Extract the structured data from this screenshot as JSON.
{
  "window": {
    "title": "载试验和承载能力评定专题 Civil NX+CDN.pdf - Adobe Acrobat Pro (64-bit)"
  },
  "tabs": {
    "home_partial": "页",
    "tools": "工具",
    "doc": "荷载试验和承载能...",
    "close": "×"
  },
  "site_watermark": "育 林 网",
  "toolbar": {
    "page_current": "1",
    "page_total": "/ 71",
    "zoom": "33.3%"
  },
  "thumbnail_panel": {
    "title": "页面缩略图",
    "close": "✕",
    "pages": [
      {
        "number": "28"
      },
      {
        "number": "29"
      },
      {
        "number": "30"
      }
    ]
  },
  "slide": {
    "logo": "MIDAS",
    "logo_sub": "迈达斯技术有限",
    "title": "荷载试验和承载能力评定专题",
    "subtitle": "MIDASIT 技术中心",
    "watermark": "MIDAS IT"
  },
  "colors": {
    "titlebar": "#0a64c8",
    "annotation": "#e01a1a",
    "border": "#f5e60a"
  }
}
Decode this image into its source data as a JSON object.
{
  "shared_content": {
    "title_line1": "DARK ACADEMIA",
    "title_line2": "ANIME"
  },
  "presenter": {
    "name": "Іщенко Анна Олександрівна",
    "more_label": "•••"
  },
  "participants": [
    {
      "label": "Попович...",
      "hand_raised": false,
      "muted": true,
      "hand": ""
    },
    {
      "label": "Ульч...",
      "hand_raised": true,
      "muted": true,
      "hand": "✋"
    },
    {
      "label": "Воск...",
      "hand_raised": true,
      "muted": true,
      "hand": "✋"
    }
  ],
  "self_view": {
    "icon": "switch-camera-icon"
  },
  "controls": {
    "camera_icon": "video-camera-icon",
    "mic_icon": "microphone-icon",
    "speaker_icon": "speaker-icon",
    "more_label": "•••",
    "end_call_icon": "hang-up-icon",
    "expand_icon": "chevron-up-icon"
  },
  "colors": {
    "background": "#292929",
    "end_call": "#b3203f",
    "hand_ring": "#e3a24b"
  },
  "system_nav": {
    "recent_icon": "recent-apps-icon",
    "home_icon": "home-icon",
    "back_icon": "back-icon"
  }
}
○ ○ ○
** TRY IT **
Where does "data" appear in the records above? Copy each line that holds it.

** ANSWER FOR THE TASK **
Extract the structured data from this screenshot as JSON.
Decode this image into its source data as a JSON object.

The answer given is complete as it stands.